I’m been reading the most therapeutic professional text I’ve seen in a while. When I first checked out Living with Intensity, everyone laughed at me — my husband, my colleagues, even my students (I post in our classroom what I’m currently reading). They thought I was reading a book that would teach me how to be even MORE intense. Rest assured, that’s not the case.
Instead, Living with Intensity is a guide about how to nurture gifted children, adolescents, and adults to channel their quirks and use them for good. I say it’s therapeutic because as I’m reading, I’m also finding elements that apply to me in my adult life. The authors are always cognizant of toeing the line between helping students cope in a neurotypical society while being careful not to dampen students’ gifts. This part of the book DIRECTLY related to a conversation we had in class earlier this week:
One way that parents and teachers can best support gifted children in their development is by recognizing that emotional growth and personal growth are a necessary part of the educational process (Roeper, 2004b, 2007; Piechowski, 2006). Most educators and parents these days seem to believe that, for gifted children, emphasis must be placed first and foremost on their intellectual development. But intellectual development rests on the development of the child’s Self, on his or her insights and deeper sensitivities. In fact, we cannot separate one from the other. It is this very separation that makes gifted children experience stress as a negative force. (p. 81, emphasis mine)

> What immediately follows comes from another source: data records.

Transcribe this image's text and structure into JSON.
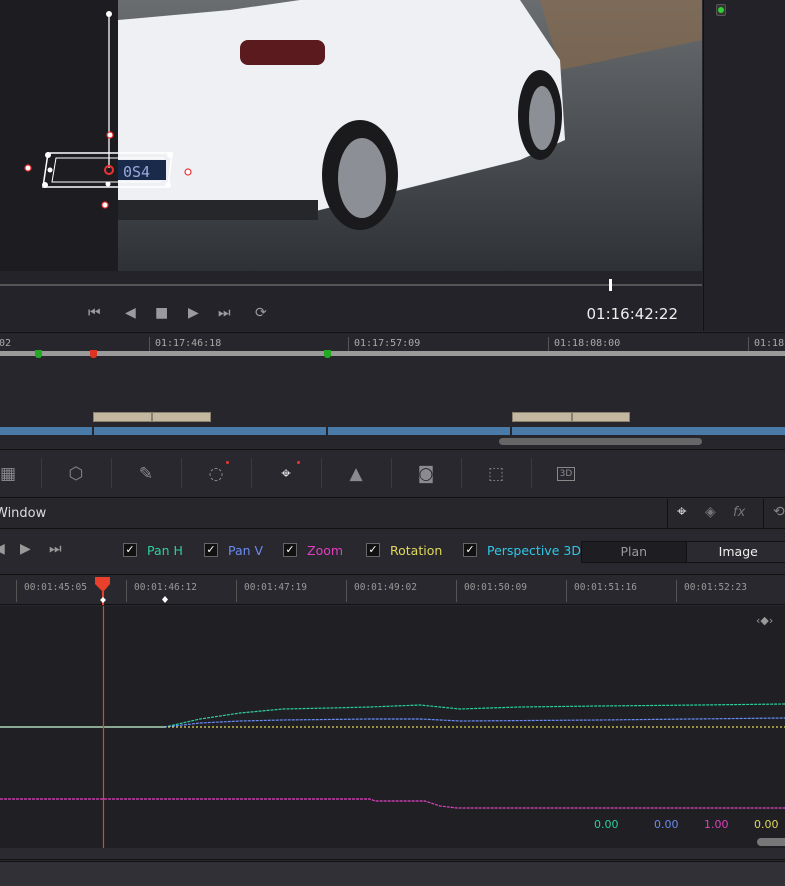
{
  "viewer": {
    "plate_text": "0S4",
    "timecode": "01:16:42:22"
  },
  "transport": {
    "buttons": [
      "skip-to-start",
      "play-reverse",
      "stop",
      "play",
      "skip-to-end",
      "loop"
    ]
  },
  "timeline": {
    "labels": [
      "02",
      "01:17:46:18",
      "01:17:57:09",
      "01:18:08:00",
      "01:18:"
    ]
  },
  "toolbar": {
    "tools": [
      "curves",
      "qualifier",
      "eyedropper",
      "window",
      "tracker",
      "blur",
      "key",
      "sizing",
      "3d"
    ],
    "three_d_label": "3D"
  },
  "panel": {
    "title": "Window"
  },
  "controls": {
    "params": [
      {
        "label": "Pan H",
        "color": "#2ecf9a",
        "checked": true
      },
      {
        "label": "Pan V",
        "color": "#6b8cf0",
        "checked": true
      },
      {
        "label": "Zoom",
        "color": "#e040c0",
        "checked": true
      },
      {
        "label": "Rotation",
        "color": "#e0d85a",
        "checked": true
      },
      {
        "label": "Perspective 3D",
        "color": "#30c8e8",
        "checked": true
      }
    ],
    "check_glyph": "✓",
    "mode_plan": "Plan",
    "mode_image": "Image",
    "active_mode": "Image"
  },
  "ruler": {
    "labels": [
      "00:01:45:05",
      "00:01:46:12",
      "00:01:47:19",
      "00:01:49:02",
      "00:01:50:09",
      "00:01:51:16",
      "00:01:52:23"
    ]
  },
  "graph": {
    "values": [
      {
        "v": "0.00",
        "color": "#2ecf9a"
      },
      {
        "v": "0.00",
        "color": "#6b8cf0"
      },
      {
        "v": "1.00",
        "color": "#e040c0"
      },
      {
        "v": "0.00",
        "color": "#e0d85a"
      }
    ]
  },
  "colors": {
    "playhead": "#e8402a",
    "accent_blue": "#4a7aa8"
  }
}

I really want to copy some of these ideas and share them at conferences later this month. For example:
There is another dimension of how stress affects gifted children. They not only receive stress, they also create it. Gifted children create a kind of discomfort in their surroundings, for by their mere existence, they uncover shortcomings. They question and challenge traditions and the status quo and are not comfortable doing things just because everyone else is doing them. Their experiences are unconventional; their needs are not typical, and society — many schools and other institutions — is unable to fulfill them… The gifted do not accept neat, simple categories; they expect society to think in complex ways, as they do. They expect society to look honestly at itself and to perceive things about itself that it cannot and does not want to see.(p. 79, emphasis mine)

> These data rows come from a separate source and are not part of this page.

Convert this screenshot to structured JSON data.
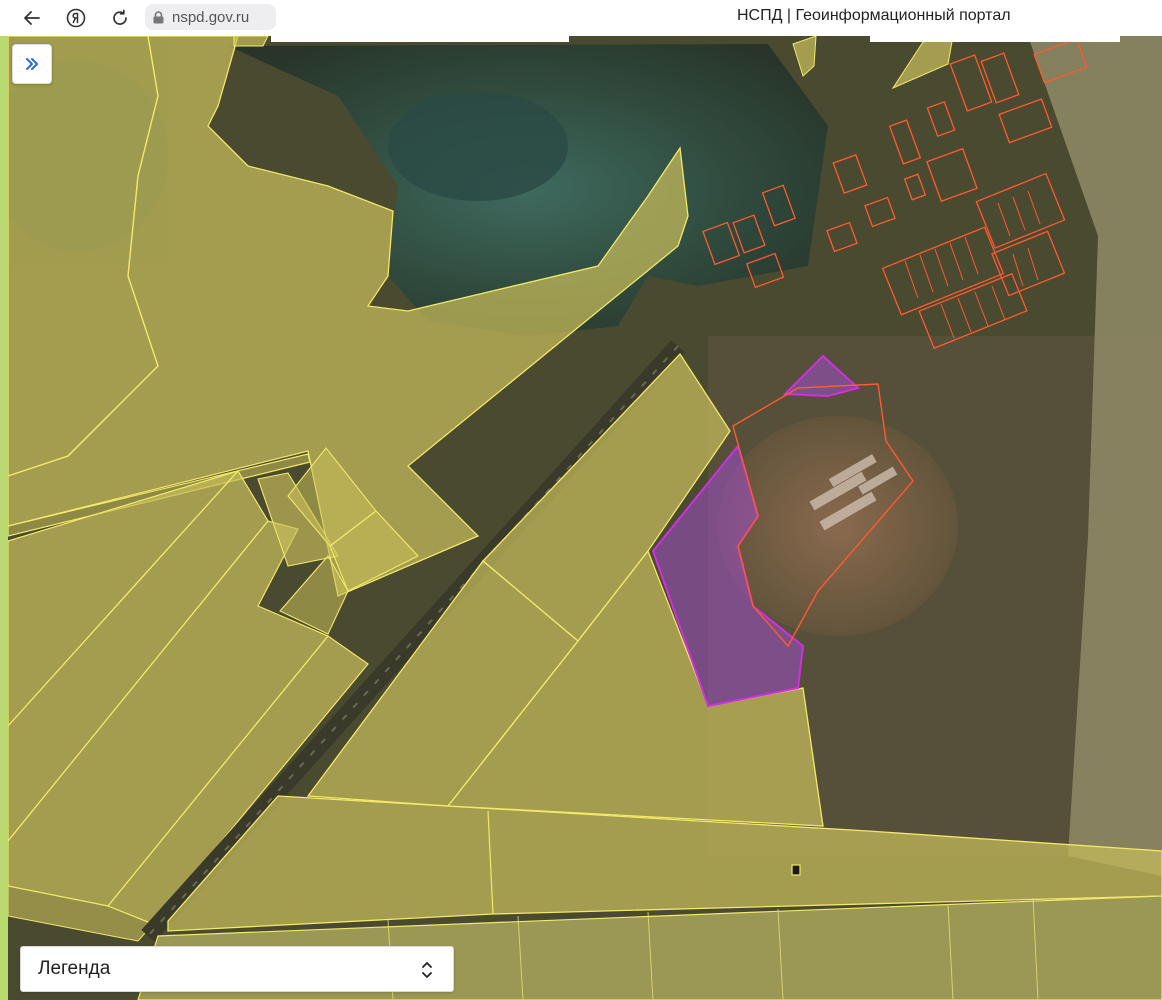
{
  "browser": {
    "url": "nspd.gov.ru",
    "title": "НСПД | Геоинформационный портал"
  },
  "map": {
    "legend_label": "Легенда"
  },
  "colors": {
    "parcel_fill": "#c8bd5a",
    "parcel_border": "#f2e86a",
    "settlement_border": "#ff5a30",
    "selected_fill": "#a04cc8",
    "selected_border": "#d030e0",
    "accent": "#2a6bd8"
  },
  "icons": {
    "back": "arrow-left-icon",
    "yandex": "yandex-logo-icon",
    "reload": "reload-icon",
    "lock": "lock-icon",
    "panel": "double-chevron-right-icon",
    "legend": "chevron-up-down-icon"
  }
}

I’m sure there will be more as I continue reading, but I needed to share these publicly. Additionally, there’s apparently a family guide and a teen guide available from the same editors. It seems like these are the more current, in-depth version of the Gifted Survival Guide.
Yesterday, a primary teacher told me how lucky my students were to have me as their GATE teacher. Normally, when I hear comments like that, I blow them off because praise makes me feel really uneasy, especially when I feel like I’m just doing my job. But she looked at me and said, “You know exactly what they’re going through, you know how to listen to them.” She shrugged and sliced some math work on the paper cutter. “I wouldn’t have the first idea of what to say to them, much less teach them.”
I realized she was right. Ever since I received my position as the gifted/talented teacher, I had been doubting my beliefs. Did gifted students really deserve a more challenging, “better” education than their peers? Was it “fair” to have a gifted teacher working with students who are already meeting standard when there are dozens of other students struggling who could benefit from her support? I would honestly not be alive today if it were not for the gifted and talented support system I developed in high school, but now I fretted that maybe the gifted program wasn’t what was best for kids.
When I was applying for the 2/3 GATE position and right after I received the job, I’d heard plenty of people say things like, “Hey, better you than me” or “You’re the best choice to work with them,” but this moment in the staff workroom was the first time where our educational experiences, both my students and my own, felt validated. We really do have special needs, and we really do benefit from this least-restrictive learning environment. I can’t wait to see what we achieve this year.